An article published on May 3, 2021, by the Brookings Institute, suggests that the more school districts pay for lunches by hiring more nutritious catering companies, the better students perform in school. The article specifies: “On average, student test scores are 0.03 to 0.04 standard deviations higher (about 4 percentile points).” “Not only that, the test score increases are about 40 percent larger for students who qualify for reduced-price or free school lunches,” the article reads. The quality of school lunches not only should be improved for the sake of student satisfaction but also to an extent for their performance in school which is critical, especially for lower-income students that rely on free lunches.
The quality of the food isn’t the only issue at hand, because there’s also the issue of the limited menu options at CHS. The food items available don’t cover the needs of all the students.
Some members of the CHS student body are vegetarian or have other dietary issues, and often there are barely any viable options for school lunches. Sophomore Saisha Bhutani is a vegetarian and has criticized the school lunch menu for not being adjusted to her diet. “The only thing I can have is the pizza and the bento box. I can’t eat anything else because all the sandwiches have meat in them,” said Bhutani.
The school lunches are supposed to provide for as many students as possible here at CHS, but there are barely any options for those who have dietary restrictions like vegetarians. For most days, the lunch menu items contain some sort of meat-based substance, but there are only two options available to those who are vegetarian for example. One option is the bento box, containing hummus, pita bread, carrots, and grapes. The bento boxes often suffer from glaring problems that render them inedible, as Bhutani said, “The grapes were shriveled up and had brown spots.” The other option available to vegetarians is cheese pizza, a menu item popularly known for being greasy and therefore totally unhealthy. The menu item may also exclude vegans who shouldn’t consume dairy.
Some lower-income students are not able to purchase the food they need outside of school, so they rely on the food that’s being given to them.
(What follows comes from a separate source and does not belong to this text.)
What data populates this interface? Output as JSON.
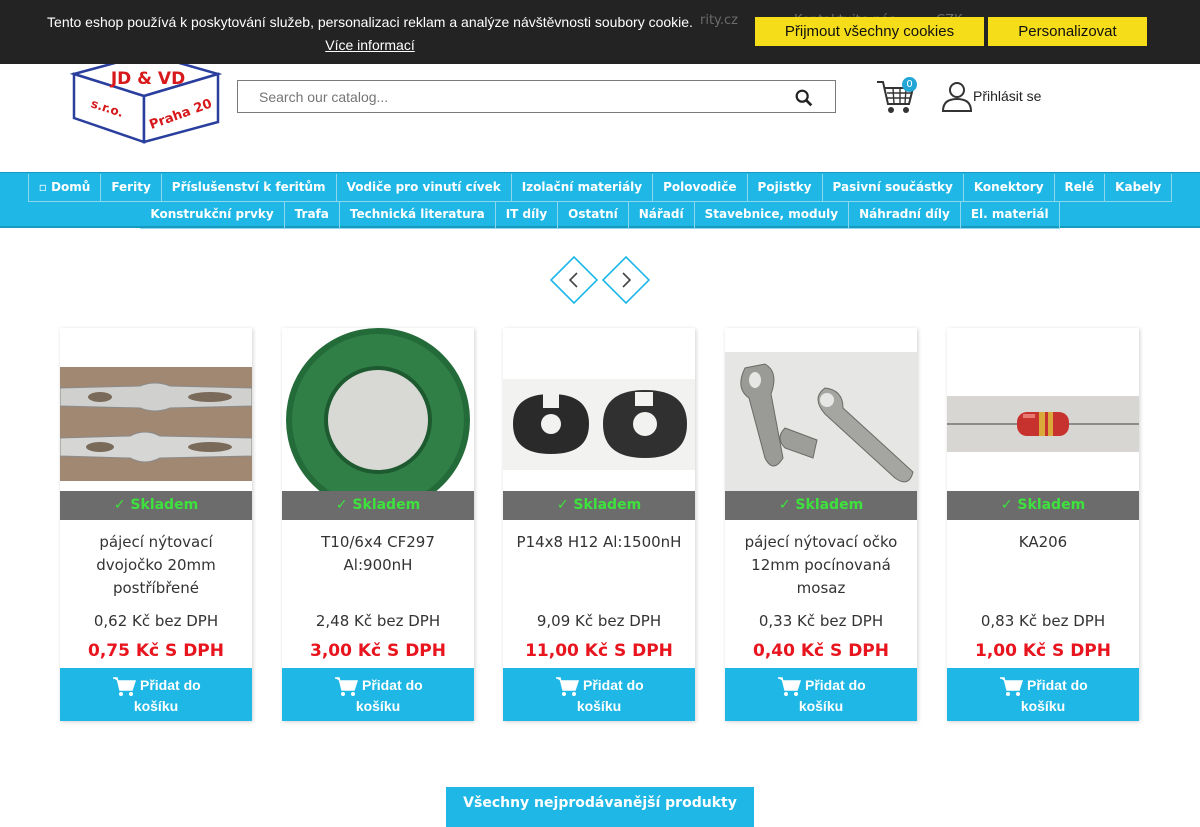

If any of the foods are greasy, unhealthy, or if they have some kind of restriction on certain foods, it would serve as a detriment to them because this is the food they need to get throughout the school day and may possibly be the only meal they have during the day.
The food served as school lunches at CHS is organized by a third-party catering company that works under contract with the Clayton school district. This company, Chartwells, has a regional operation at Clayton, and the company has had a history of neglecting nutrition standards and menu options in other schools. Chartwells received an award from the National Restaurant Association, a lobbying group that has sought to push for policies to lower standards for school nutrition. It’s clear that the Clayton school district needs to drastically change its school lunches for the education and wellbeing of its students, whether it’d be reforming the local branch of Chartwells or by agreeing to a contract with a catering company that has an active precedent of serving in the interest of student nutrition, although much input is needed.